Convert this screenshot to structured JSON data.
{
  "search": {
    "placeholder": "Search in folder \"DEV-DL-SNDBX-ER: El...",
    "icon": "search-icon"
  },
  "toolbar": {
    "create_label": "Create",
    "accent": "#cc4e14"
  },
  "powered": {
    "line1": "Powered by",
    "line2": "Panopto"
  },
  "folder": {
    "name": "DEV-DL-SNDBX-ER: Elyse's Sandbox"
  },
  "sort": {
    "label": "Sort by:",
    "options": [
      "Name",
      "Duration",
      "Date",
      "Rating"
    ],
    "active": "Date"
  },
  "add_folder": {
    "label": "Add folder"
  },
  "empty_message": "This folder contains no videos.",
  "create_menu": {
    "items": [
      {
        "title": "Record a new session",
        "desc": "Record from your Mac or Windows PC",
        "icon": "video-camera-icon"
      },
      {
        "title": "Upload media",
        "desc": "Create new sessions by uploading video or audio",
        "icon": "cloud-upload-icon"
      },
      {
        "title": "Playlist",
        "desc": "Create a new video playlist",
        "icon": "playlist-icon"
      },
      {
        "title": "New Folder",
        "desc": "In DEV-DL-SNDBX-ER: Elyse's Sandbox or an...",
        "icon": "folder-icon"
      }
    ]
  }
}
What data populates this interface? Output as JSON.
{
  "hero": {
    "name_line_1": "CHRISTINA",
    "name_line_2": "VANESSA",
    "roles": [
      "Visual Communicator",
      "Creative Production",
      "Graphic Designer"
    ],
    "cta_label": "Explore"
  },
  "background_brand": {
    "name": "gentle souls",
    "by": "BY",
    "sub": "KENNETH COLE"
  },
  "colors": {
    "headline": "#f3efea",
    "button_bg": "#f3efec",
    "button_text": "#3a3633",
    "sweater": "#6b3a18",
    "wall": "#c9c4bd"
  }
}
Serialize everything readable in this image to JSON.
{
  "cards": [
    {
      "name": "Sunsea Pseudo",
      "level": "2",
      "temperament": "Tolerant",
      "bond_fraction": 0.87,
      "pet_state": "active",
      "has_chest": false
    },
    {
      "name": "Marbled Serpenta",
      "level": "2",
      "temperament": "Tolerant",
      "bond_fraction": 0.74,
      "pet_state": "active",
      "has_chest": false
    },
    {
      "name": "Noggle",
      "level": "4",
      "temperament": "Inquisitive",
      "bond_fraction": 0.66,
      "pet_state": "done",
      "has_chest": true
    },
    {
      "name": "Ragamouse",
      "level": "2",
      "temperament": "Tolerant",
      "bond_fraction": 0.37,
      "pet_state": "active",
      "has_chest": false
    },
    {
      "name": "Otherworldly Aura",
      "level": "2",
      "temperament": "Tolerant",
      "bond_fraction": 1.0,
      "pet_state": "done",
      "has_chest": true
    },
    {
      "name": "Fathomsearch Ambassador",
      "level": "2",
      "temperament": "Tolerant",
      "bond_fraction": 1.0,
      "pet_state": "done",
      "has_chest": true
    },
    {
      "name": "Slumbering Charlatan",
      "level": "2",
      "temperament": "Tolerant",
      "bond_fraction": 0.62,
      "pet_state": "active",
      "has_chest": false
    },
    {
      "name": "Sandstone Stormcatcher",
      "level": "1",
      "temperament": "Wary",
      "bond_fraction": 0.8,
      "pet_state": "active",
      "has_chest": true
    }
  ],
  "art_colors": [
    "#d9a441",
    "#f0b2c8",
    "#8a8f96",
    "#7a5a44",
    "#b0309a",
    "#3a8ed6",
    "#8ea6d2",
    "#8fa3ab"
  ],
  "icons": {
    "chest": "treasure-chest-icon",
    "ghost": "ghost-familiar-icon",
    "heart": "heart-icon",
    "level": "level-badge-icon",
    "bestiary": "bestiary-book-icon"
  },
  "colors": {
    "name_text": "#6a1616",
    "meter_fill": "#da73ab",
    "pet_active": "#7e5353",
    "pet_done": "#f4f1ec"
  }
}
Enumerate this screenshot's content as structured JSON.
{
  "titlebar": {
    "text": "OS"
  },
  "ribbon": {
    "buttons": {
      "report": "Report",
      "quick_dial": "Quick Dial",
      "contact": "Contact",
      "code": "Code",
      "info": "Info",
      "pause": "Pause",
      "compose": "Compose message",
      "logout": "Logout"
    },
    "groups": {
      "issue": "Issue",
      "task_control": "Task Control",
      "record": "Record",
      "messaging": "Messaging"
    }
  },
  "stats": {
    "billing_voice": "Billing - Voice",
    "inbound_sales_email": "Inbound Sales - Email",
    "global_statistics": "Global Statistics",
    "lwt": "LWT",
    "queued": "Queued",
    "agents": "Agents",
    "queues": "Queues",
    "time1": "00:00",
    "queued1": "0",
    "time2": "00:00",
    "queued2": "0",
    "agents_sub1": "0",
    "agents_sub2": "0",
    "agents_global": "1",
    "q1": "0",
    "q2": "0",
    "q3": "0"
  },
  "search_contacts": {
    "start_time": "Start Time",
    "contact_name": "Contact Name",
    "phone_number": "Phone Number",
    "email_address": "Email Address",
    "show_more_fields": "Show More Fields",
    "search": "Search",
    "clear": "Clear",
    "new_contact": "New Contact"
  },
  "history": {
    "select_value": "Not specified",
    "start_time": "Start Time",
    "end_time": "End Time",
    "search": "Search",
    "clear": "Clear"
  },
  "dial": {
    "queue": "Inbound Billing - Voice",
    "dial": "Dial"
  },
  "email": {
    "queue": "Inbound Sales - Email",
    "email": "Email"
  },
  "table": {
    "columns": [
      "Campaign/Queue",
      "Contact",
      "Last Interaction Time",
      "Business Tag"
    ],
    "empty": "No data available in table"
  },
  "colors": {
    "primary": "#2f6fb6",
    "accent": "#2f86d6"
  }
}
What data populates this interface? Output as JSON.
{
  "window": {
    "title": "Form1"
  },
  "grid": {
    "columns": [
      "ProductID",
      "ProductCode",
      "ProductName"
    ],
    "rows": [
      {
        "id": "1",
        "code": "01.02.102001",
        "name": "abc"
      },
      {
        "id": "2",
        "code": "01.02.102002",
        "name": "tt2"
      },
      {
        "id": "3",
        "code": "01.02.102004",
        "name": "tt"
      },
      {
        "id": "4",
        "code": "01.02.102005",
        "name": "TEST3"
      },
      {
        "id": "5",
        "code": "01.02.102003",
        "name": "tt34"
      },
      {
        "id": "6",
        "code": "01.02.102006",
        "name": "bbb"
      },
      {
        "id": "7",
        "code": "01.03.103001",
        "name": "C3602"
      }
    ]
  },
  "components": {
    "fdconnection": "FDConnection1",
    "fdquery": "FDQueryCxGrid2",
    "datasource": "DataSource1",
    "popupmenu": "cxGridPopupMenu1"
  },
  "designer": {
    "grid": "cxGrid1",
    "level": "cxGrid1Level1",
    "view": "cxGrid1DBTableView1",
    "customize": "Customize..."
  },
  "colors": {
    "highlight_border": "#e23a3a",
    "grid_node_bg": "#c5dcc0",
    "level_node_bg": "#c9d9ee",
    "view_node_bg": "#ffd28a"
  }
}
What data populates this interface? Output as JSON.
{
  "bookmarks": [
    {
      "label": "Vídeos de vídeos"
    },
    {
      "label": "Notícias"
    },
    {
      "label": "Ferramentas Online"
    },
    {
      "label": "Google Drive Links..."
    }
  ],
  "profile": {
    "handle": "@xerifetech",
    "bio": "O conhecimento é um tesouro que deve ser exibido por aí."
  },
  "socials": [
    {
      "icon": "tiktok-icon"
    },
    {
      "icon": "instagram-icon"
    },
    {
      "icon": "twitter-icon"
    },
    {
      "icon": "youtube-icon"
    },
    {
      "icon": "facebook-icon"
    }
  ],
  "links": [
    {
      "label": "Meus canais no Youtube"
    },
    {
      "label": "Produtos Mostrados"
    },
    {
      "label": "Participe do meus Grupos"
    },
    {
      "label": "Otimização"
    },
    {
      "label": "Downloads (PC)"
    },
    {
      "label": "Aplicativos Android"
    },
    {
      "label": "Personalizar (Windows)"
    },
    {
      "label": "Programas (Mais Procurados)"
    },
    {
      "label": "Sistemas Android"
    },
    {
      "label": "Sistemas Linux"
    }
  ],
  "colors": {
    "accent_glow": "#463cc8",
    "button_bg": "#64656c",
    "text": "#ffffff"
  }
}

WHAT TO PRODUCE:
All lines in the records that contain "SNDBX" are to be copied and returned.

ANSWER AREA:
    "placeholder": "Search in folder \"DEV-DL-SNDBX-ER: El...",
    "name": "DEV-DL-SNDBX-ER: Elyse's Sandbox"
        "desc": "In DEV-DL-SNDBX-ER: Elyse's Sandbox or an...",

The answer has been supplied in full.